* _TASK GOAL_
If a line in the entries includes "image", show that line.

* _DATASET RECORDS_

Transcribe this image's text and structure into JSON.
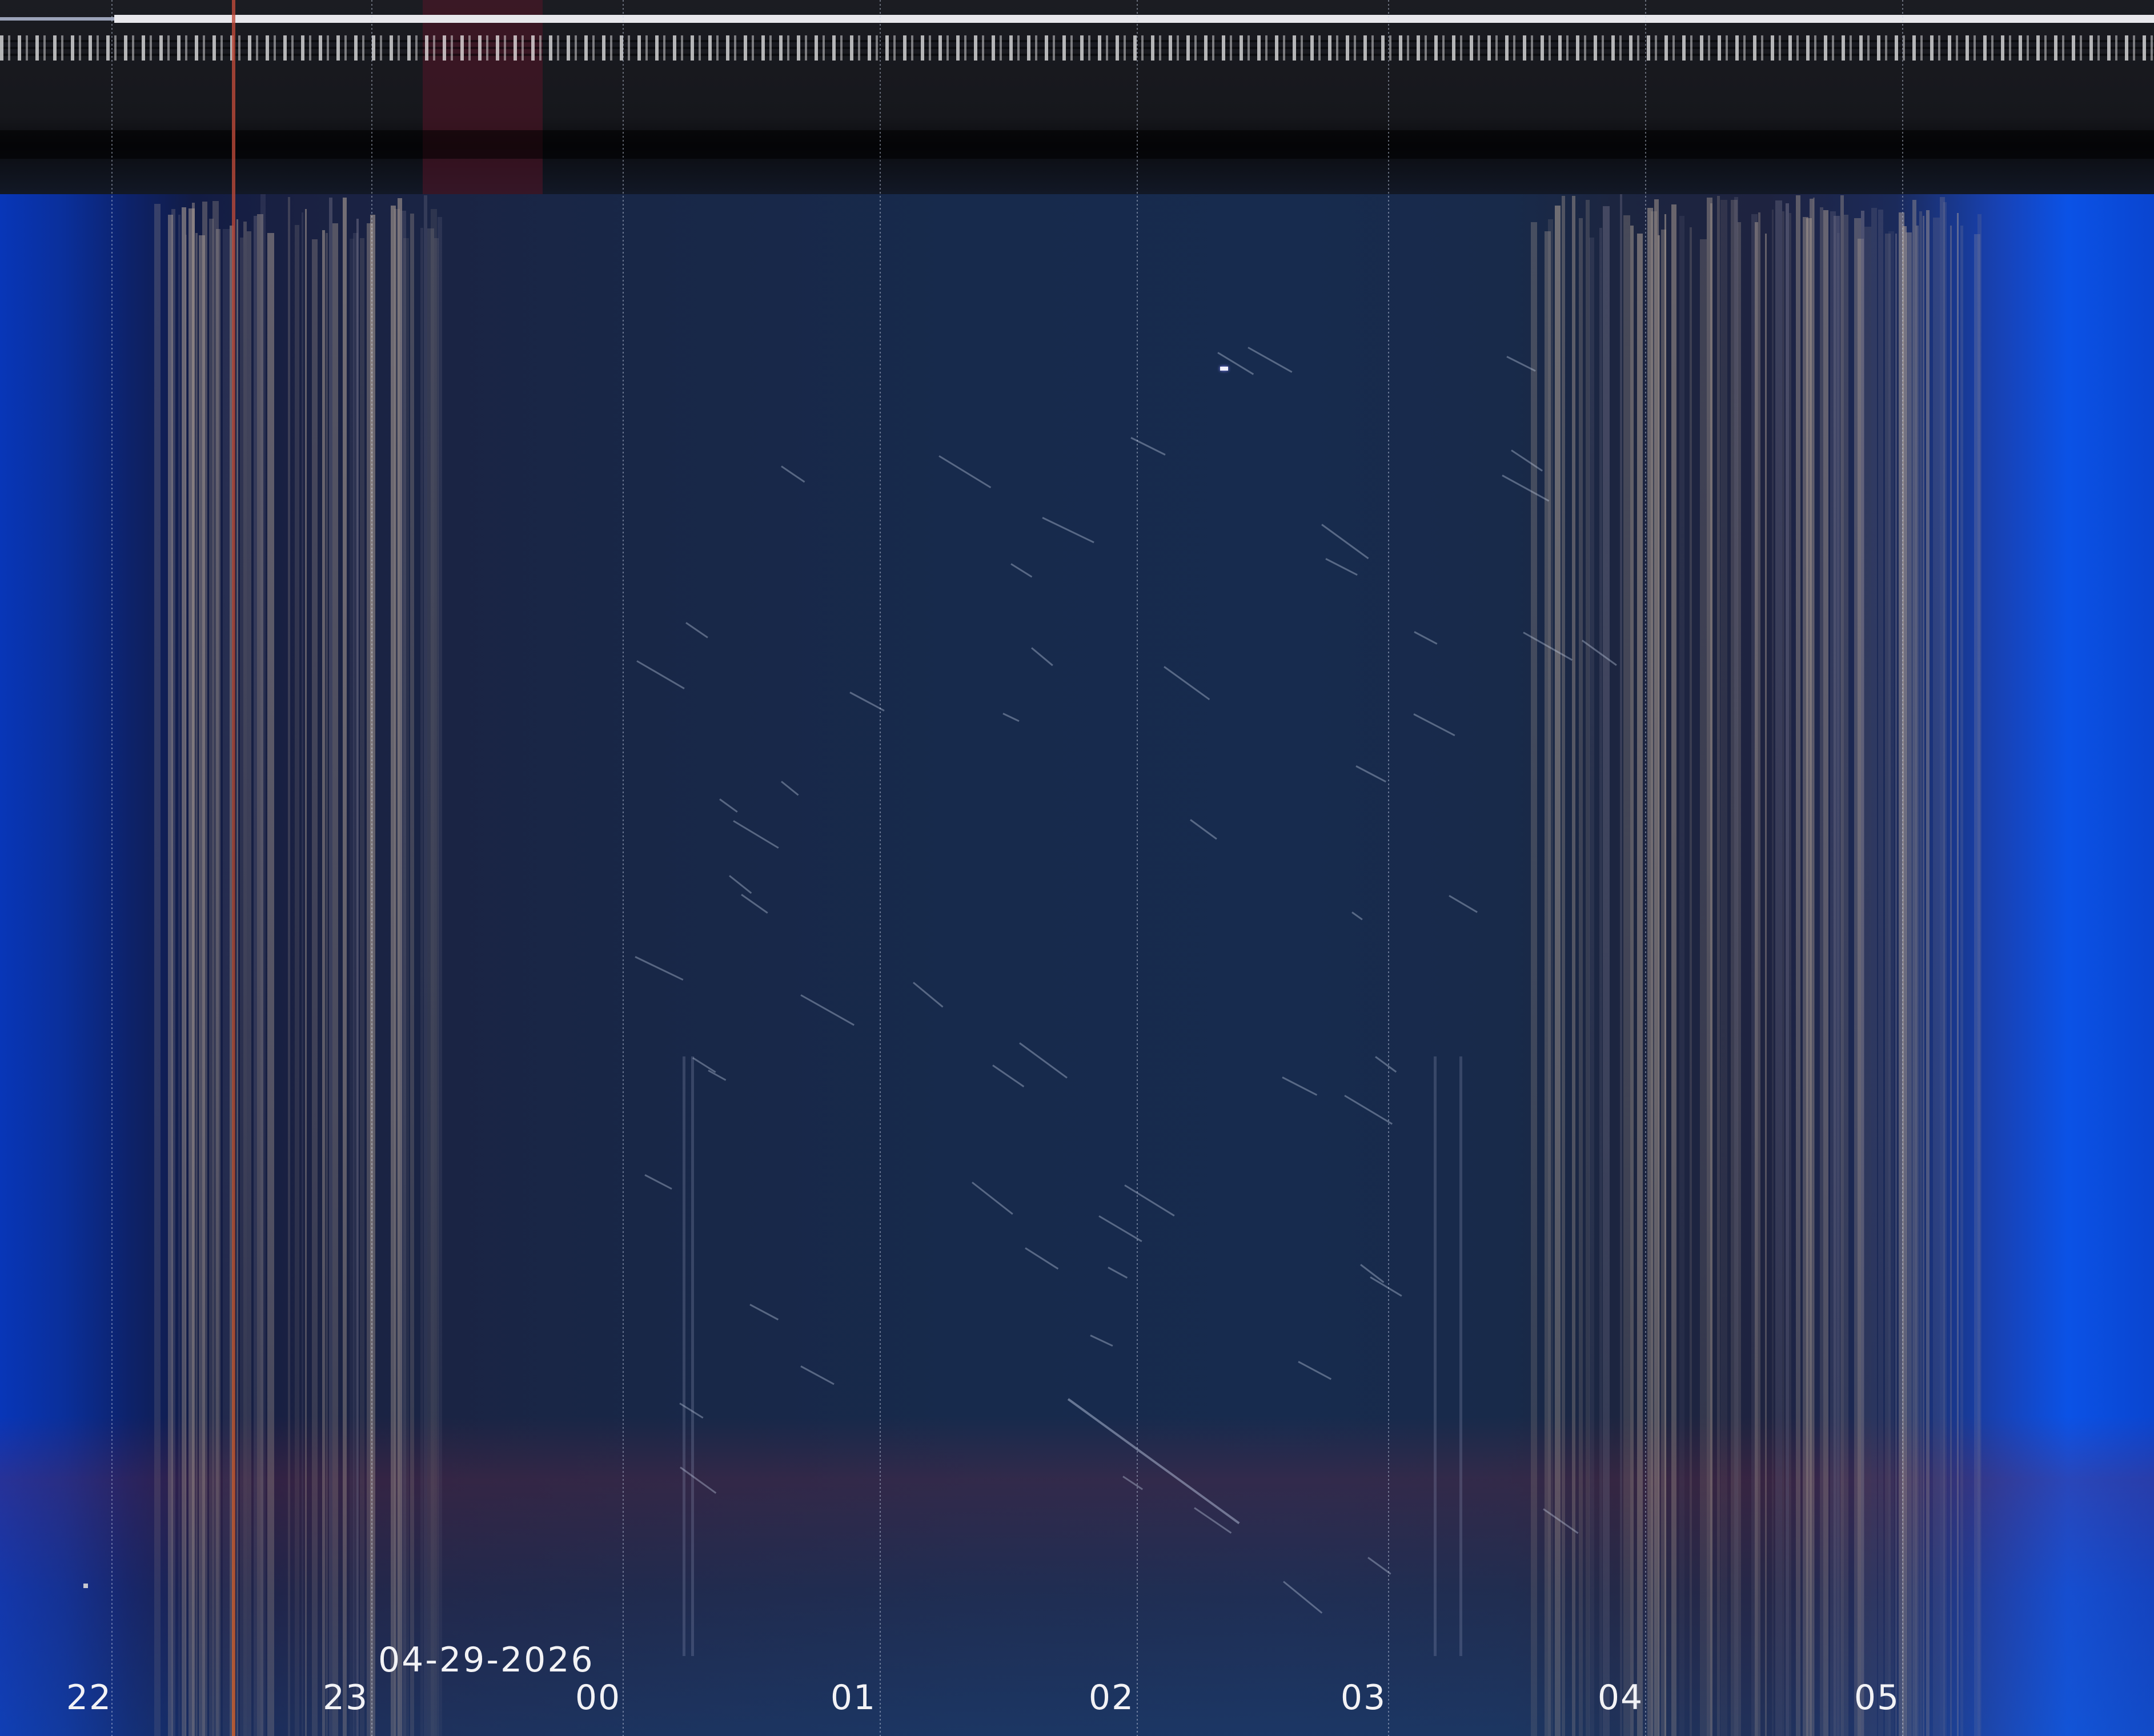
{
  "image": {
    "kind": "night-sky keogram",
    "date": "04-29-2026",
    "hour_ticks": [
      "22",
      "23",
      "00",
      "01",
      "02",
      "03",
      "04",
      "05"
    ]
  },
  "colors": {
    "twilight_blue": "#0b52e6",
    "night_sky": "#172a4c",
    "cloud_tan": "#b8a89a",
    "label_text": "#f2f2f5",
    "header_bar": "#1b1c22"
  }
}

* _RESPONSE TO THIS TASK_
Transcribe this image's text and structure into JSON.
  "image": {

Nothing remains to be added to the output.